* [WHAT IS REQUIRED] The answer must be one number: how many lines of the records contain "icon".

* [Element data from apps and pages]
§ §
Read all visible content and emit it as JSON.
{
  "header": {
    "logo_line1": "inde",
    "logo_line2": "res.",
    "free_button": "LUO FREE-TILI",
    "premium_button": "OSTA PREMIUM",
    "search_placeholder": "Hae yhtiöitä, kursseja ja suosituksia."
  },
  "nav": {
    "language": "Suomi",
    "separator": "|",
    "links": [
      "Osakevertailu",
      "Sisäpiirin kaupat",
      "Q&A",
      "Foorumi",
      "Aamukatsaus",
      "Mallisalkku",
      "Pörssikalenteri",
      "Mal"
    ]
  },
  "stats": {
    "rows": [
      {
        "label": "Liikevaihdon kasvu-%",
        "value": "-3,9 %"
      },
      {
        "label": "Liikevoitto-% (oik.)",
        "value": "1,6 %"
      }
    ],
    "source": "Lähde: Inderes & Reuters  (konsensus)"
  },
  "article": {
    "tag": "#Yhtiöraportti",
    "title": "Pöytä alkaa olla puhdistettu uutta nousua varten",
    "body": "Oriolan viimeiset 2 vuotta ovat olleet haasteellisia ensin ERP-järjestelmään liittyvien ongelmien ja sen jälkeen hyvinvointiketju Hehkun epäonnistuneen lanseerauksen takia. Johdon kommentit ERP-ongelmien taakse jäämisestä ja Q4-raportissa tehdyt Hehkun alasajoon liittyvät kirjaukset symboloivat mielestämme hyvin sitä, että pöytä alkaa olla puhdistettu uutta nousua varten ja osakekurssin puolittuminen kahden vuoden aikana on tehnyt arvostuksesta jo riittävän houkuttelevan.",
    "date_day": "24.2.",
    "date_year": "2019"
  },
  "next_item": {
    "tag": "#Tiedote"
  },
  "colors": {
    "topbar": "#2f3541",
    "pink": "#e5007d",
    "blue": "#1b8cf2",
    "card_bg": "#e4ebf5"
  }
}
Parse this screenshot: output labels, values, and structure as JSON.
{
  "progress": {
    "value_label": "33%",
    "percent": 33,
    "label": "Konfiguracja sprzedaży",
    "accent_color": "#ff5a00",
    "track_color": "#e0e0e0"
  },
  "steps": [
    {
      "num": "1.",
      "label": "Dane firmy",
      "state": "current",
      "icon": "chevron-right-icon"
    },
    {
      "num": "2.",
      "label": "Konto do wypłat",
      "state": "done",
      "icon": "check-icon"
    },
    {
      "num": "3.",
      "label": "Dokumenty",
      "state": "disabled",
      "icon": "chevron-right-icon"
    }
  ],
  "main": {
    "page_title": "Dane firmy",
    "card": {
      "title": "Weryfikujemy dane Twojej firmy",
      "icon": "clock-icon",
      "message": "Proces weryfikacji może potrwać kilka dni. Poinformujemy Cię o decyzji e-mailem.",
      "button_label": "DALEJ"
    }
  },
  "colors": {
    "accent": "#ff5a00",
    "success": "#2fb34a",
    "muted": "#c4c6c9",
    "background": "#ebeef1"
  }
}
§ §
* [ANSWER TO THIS PROBLEM] 4